The residential solar industry forecasts a record 2022
The U.S. is expected to install a record amount of residential solar panels this year — driven by rising electricity prices and the recently signed landmark climate bill.
What’s the big deal? Payback periods on solar panels have varied over the years with fluctuating electricity prices and an inconsistent availability of tax credits.
The bill gives more certainty around tax incentives for both consumers and businesses — reinstating a 30% tax credit on residential solar systems, which lasts until Dec. 31, 2032. The credits continue but drop until they disappear in 2035, unless Congress continues it. Domestic manufacturers will also benefit from tax incentives:
- This is the first time the entire supply chain — from manufacturers to end consumers — is benefiting, per the CEO of the largest U.S. solar panel manufacturer, First Solar.
- Yesterday, First Solar (NASDAQ:FSLR) announced plans to invest $1.2B to expand new and existing domestic U.S. manufacturing facilities.
Time to go solar: Installation of residential solar is expected to be three times greater than the amount of commercial installation this year. And the incentives couldn’t come at a better time.
- Rising natural gas prices led to surging U.S. utility prices — with an estimated 20M U.S. households behind on utility bills.
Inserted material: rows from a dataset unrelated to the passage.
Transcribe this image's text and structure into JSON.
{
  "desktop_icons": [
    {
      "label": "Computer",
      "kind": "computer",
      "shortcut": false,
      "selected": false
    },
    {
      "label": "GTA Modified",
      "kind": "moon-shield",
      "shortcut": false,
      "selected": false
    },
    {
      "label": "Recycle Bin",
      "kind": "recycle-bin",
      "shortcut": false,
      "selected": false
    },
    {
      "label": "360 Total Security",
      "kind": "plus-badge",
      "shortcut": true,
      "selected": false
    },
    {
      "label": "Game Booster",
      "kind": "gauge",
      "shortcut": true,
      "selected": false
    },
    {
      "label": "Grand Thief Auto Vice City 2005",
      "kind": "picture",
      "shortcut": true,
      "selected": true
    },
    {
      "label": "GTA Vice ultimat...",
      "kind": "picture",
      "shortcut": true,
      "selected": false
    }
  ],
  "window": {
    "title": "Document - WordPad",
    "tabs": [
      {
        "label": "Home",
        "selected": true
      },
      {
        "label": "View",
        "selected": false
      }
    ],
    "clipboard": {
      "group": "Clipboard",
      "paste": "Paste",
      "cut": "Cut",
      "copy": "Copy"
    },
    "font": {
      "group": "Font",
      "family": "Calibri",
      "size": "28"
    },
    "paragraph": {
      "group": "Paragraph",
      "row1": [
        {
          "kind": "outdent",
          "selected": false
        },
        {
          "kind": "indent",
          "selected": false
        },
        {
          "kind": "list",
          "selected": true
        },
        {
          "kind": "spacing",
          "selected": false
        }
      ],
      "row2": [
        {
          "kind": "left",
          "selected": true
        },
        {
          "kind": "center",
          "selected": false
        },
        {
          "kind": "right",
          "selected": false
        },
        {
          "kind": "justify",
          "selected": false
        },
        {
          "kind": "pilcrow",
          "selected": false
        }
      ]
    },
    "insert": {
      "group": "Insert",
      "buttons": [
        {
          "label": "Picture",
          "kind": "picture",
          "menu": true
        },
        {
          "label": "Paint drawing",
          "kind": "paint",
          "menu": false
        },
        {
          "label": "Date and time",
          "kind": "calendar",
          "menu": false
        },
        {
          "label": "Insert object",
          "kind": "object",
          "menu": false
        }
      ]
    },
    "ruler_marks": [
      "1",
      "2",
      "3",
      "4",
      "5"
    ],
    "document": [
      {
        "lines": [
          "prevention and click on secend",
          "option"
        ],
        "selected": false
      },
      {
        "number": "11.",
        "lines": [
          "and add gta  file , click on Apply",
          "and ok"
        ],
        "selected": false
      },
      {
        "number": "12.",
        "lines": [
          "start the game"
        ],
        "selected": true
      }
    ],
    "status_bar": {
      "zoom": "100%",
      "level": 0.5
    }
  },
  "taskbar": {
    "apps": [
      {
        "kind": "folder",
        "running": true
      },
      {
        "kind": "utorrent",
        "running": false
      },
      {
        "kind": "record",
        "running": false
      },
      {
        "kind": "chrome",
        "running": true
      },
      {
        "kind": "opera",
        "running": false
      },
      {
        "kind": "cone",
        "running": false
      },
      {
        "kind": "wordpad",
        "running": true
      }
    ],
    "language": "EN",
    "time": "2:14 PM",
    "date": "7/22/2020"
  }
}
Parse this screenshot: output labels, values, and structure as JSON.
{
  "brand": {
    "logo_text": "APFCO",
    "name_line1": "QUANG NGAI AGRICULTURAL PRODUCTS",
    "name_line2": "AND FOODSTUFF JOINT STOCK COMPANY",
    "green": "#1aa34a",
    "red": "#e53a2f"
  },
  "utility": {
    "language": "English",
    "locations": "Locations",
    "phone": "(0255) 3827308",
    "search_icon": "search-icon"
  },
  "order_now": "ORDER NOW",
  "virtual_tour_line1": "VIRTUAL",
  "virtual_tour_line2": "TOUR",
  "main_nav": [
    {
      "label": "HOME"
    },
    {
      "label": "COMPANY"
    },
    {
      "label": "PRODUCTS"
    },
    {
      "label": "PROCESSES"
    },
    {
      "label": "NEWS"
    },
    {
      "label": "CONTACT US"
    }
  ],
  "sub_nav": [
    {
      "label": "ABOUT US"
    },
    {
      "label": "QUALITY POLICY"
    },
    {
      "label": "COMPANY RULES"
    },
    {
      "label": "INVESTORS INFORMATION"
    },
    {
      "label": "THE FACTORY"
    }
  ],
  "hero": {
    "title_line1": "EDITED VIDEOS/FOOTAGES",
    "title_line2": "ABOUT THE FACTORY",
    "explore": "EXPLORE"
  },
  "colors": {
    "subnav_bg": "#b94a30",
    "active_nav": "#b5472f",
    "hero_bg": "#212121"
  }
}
- Extreme weather conditions and energy shortages are pressing the nation’s power grid — leading to more blackouts.
Solar manufacturers have struggled to meet demand, given supply chain issues. First Solar said it’s sold out through 2025, and plans for a new factory in the Southeast should help meet demand.